Please ensure Javascript is enabled for purposes of website accessibility

2 Stocks That Jumped Friday Despite a Terrible Market

By Dan Caplinger – Sep 11, 2021 at 6:12AM

Key Points

You’re reading a free article with opinions that may differ from The Motley Fool’s Premium Investing Services. Become a Motley Fool member today to get instant access to our top analyst recommendations, in-depth research, investing resources, and more. Learn More

Resilient companies are always worth a closer look.

Investors came into Friday knowing that the week had been a bad one for the stock market, but they'd hoped that Wall Street would find a way to claw back some of the losses on Friday. Unfortunately, that wasn't the case, as worries about the COVID-19 pandemic and the potential for continued political backlash weighed on investor sentiment. By the end of the session, the Nasdaq Composite (^IXIC -0.18%) was down almost 1%, while the S&P 500 (^GSPC -0.12%) and Dow Jones Industrial Average (^DJI 0.10%) suffered only marginally smaller losses.


Percentage Change

Point Change

Dow Jones Industrials



S&P 500



Nasdaq Composite



Data source: Yahoo! Finance.

Yet some stocks managed to post sizable gains even in a poor market environment. Peloton Interactive (PTON 13.00%) added to gains from Thursday, while Zynga (ZNGA) benefited from a lawsuit involving two different companies that nevertheless could have significant implications for its own business.

Peloton is getting stylish

Shares of Peloton Interactive rose another 7% on Friday. That brought the interactive fitness stock's gains to about 17% over the past two days, as investors reacted favorably to its most recent business foray.

Person in workout gear riding a Peloton bike.

Image source: Peloton Interactive.

On Thursday, Peloton said that it would launch its own private-label line of athletic apparel. Although the clothing will offer features that make working out more comfortable for all of Peloton's members, the company's intent isn't simply to provide apparel solely for the duration of an exercise routine.

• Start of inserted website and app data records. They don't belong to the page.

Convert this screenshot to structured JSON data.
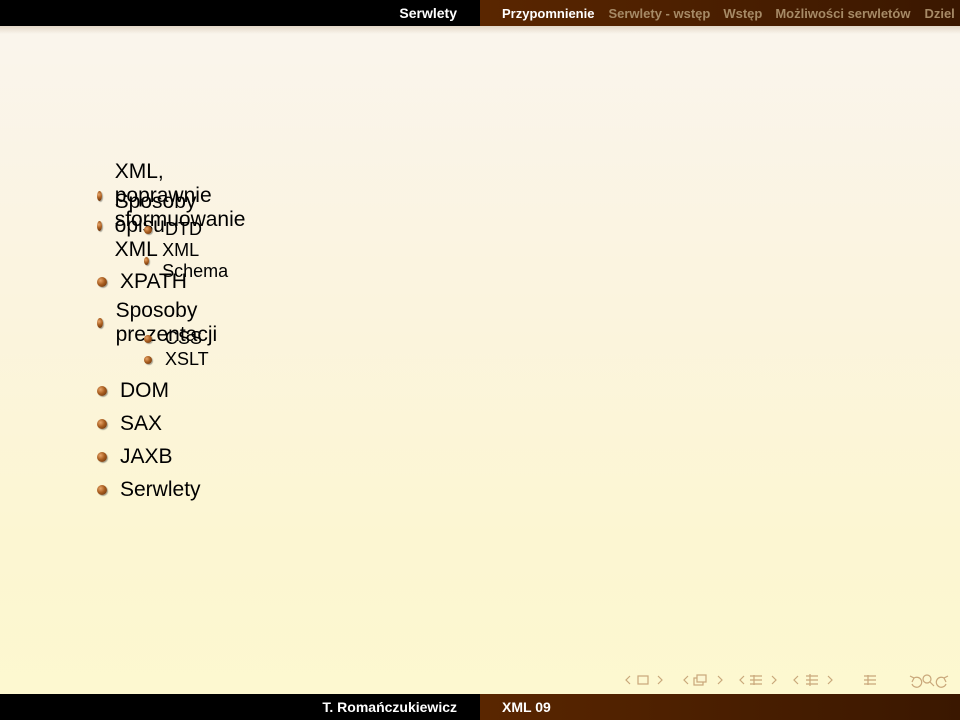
{
  "header": {
    "section_title": "Serwlety",
    "nav": [
      "Przypomnienie",
      "Serwlety - wstęp",
      "Wstęp",
      "Możliwości serwletów",
      "Dziel"
    ]
  },
  "slide": {
    "items": [
      {
        "level": 1,
        "text": "XML, poprawnie sformuowanie"
      },
      {
        "level": 1,
        "text": "Sposoby opisu XML"
      },
      {
        "level": 2,
        "text": "DTD"
      },
      {
        "level": 2,
        "text": "XML Schema"
      },
      {
        "level": 1,
        "text": "XPATH"
      },
      {
        "level": 1,
        "text": "Sposoby prezentacji"
      },
      {
        "level": 2,
        "text": "CSS"
      },
      {
        "level": 2,
        "text": "XSLT"
      },
      {
        "level": 1,
        "text": "DOM"
      },
      {
        "level": 1,
        "text": "SAX"
      },
      {
        "level": 1,
        "text": "JAXB"
      },
      {
        "level": 1,
        "text": "Serwlety"
      }
    ]
  },
  "footer": {
    "author": "T. Romańczukiewicz",
    "title": "XML 09"
  },
  "nav_symbols": [
    "frame-prev",
    "frame-icon",
    "frame-next",
    "subsection-prev",
    "subsection-icon",
    "subsection-next",
    "section-prev",
    "section-icon",
    "section-next",
    "presentation-prev",
    "presentation-icon",
    "presentation-next",
    "appendix-icon",
    "back-icon",
    "search-icon",
    "forward-icon"
  ],
  "colors": {
    "header_dark": "#000000",
    "header_brown": "#4a1f00",
    "nav_inactive": "#a68a66",
    "bullet": "#a85d1f"
  }
}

Instead, Peloton is hoping to jump into the athleisure segment and promote itself as a lifestyle brand.

Friday brought the introduction of Peloton's private-label clothing lines on its website. Investors seemed pleased with the selection that they saw, and they're hopeful that the move will enhance Peloton's appeal to members.

Peloton has had a tough road lately, with issues related to the recall of its treadmill having proven difficult to overcome. What's clear from Peloton's strategy is that it's trying to put past events behind it and move forward in new directions; based on the stock's move, shareholders seem to like what they're seeing from the connected-fitness leader.

Playing to win

Meanwhile, shares of Zynga finished higher by 6%. The mobile-game giant could stand to benefit from litigation that didn't directly involve it.

Epic Games, the maker of the popular Fortnite app, wanted to encourage its customers to use payment methods other than paying directly through Apple's payment system, which claimed 30% of its sales. On Friday, a federal court judge ruled that Apple (AAPL -0.34%) would have to allow its fellow mobile-app creator to do so.

That's good news for Epic, although it lost on several other elements of its suit. Allegations of anticompetitive behavior were dismissed, and Apple retained the right not to allow Fortnite or other games on its App Store. Nevertheless, even the hope that app developers could staunch their flow of revenue to Apple was considered a big win.

For Zynga, the stakes are substantial. If the company can claim at least some of that 30% cut for itself, it could have a huge impact on profitability. That's apparently what Zynga shareholders are hoping to see. It'll be interesting to see whether that pans out, or some other factor comes along to thwart that strategy.

Dan Caplinger owns shares of Apple and Peloton Interactive. The Motley Fool owns shares of and recommends Apple, Peloton Interactive, and Zynga. The Motley Fool recommends the following options: long March 2023 $120 calls on Apple and short March 2023 $130 calls on Apple. The Motley Fool has a disclosure policy.

Stocks Mentioned

Related Articles

Premium Investing Services

Invest better with The Motley Fool. Get stock recommendations, portfolio guidance, and more from The Motley Fool's premium services.